"The UCI (Union Cycliste Internationale) will examine all information received in order to consider issues of appeal and recognition, jurisdiction and statute of limitation, within the term of appeal of 21 days, as required by the World Anti-Doping Code," it said in a short statement on its website, www.uci.ch.
"The UCI will endeavour to provide a timely response and not to delay matters any longer than necessary."
The USADA on Wednesday claimed that Armstrong's US Postal Service cycling team ran "the most sophisticated, professionalised and successful doping programme that sport has ever seen".
Armstrong "did not merely use performance-enhancing drugs. He supplied them to his team-mates… He was not just a part of the doping culture on his team. He enforced and re-enforced it."
Eleven of the Texan's former team-mates testified against him, forming the basis for the USADA's 202-page "reasoned decision" into why it banned Armstrong for life in August, with more than 1,000 pages of evidence.
Lance Armstrong on Thursday gave off an air of indifference to claims that he was at the centre of the biggest doping scandal in sporting history, saying that he was concentrating on his charitable work.

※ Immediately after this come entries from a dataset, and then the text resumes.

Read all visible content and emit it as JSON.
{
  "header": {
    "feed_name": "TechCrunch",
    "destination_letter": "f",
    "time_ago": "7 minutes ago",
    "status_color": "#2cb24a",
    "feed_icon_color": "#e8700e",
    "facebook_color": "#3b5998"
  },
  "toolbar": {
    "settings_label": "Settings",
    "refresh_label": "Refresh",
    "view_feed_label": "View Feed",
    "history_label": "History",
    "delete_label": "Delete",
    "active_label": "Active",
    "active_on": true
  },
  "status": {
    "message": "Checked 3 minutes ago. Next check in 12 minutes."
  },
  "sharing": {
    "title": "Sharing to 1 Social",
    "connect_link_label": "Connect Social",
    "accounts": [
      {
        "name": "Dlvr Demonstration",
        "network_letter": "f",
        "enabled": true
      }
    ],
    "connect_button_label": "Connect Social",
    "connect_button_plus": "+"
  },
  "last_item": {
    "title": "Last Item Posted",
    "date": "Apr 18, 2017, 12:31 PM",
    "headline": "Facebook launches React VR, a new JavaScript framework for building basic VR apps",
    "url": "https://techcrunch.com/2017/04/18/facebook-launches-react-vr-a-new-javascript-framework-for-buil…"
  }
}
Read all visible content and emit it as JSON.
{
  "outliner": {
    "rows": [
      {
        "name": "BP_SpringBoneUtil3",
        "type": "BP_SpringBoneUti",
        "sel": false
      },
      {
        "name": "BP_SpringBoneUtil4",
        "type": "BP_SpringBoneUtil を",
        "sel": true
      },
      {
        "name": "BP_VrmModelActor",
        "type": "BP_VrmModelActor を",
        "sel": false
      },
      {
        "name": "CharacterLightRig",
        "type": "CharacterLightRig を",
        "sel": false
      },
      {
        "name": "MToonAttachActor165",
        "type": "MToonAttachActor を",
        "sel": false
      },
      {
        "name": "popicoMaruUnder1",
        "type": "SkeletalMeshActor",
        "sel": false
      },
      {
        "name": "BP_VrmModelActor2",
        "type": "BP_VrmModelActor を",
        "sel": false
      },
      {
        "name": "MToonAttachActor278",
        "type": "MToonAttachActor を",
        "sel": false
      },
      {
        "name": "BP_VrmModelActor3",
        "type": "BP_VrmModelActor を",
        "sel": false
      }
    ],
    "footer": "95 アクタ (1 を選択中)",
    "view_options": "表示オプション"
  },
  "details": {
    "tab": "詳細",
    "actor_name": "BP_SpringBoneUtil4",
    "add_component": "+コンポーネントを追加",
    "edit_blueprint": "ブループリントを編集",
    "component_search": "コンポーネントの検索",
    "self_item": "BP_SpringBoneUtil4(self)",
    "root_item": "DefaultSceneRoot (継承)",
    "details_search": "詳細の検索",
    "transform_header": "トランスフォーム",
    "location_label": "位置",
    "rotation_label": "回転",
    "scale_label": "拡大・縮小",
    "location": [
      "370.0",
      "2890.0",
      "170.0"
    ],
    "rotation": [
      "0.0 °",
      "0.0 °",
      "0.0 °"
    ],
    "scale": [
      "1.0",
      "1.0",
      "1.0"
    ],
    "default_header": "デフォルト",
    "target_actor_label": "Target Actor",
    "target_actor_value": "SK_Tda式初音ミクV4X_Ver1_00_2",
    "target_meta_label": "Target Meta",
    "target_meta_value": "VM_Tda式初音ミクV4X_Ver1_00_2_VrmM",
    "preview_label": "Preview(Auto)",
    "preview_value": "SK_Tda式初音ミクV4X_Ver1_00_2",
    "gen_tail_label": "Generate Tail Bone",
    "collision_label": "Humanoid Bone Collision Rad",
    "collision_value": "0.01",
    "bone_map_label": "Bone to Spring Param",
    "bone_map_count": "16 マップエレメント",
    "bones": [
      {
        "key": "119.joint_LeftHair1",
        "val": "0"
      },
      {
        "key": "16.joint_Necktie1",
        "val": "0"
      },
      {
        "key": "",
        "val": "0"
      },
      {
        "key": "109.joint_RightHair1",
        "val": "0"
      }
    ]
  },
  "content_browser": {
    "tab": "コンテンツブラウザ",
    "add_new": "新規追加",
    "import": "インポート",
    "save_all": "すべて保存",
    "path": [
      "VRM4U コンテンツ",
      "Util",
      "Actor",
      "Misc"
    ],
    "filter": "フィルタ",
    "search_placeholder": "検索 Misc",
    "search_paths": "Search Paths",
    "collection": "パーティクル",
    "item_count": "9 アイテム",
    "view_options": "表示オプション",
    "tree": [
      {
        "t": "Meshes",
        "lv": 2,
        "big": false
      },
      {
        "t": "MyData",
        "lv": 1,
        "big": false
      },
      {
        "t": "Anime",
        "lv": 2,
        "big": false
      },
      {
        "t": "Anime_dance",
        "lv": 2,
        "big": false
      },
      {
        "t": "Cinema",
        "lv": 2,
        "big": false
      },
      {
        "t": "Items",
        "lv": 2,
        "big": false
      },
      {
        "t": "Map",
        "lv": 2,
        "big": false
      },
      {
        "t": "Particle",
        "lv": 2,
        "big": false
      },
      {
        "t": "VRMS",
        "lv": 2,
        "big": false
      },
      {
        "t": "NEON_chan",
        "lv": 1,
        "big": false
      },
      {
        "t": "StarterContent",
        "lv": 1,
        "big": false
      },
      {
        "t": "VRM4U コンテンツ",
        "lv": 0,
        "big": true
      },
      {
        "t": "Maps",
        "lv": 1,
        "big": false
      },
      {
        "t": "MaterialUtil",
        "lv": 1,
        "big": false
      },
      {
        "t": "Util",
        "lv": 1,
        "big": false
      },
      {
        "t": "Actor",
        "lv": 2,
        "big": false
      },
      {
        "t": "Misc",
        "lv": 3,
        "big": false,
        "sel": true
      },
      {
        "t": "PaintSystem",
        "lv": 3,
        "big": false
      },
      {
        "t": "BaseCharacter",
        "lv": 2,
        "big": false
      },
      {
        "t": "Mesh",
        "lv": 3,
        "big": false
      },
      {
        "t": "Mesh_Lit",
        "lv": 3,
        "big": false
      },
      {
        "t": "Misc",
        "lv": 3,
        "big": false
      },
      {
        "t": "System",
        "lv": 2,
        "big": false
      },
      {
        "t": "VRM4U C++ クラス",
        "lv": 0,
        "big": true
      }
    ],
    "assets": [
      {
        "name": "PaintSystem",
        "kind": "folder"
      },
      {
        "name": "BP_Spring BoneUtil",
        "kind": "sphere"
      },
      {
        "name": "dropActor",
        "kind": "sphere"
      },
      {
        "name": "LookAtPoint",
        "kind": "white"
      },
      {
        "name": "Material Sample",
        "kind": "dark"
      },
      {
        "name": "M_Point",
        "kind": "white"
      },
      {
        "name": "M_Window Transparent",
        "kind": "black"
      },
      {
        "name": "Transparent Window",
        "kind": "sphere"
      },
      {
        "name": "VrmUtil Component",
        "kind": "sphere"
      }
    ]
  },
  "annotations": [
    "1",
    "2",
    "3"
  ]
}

"What am I doing tonight? Hanging with my family, unaffected, and thinking about this," he wrote on his Twitter account @lancearmstrong, linking to his Livestrong foundation website and a series of fund-raising events for cancer research.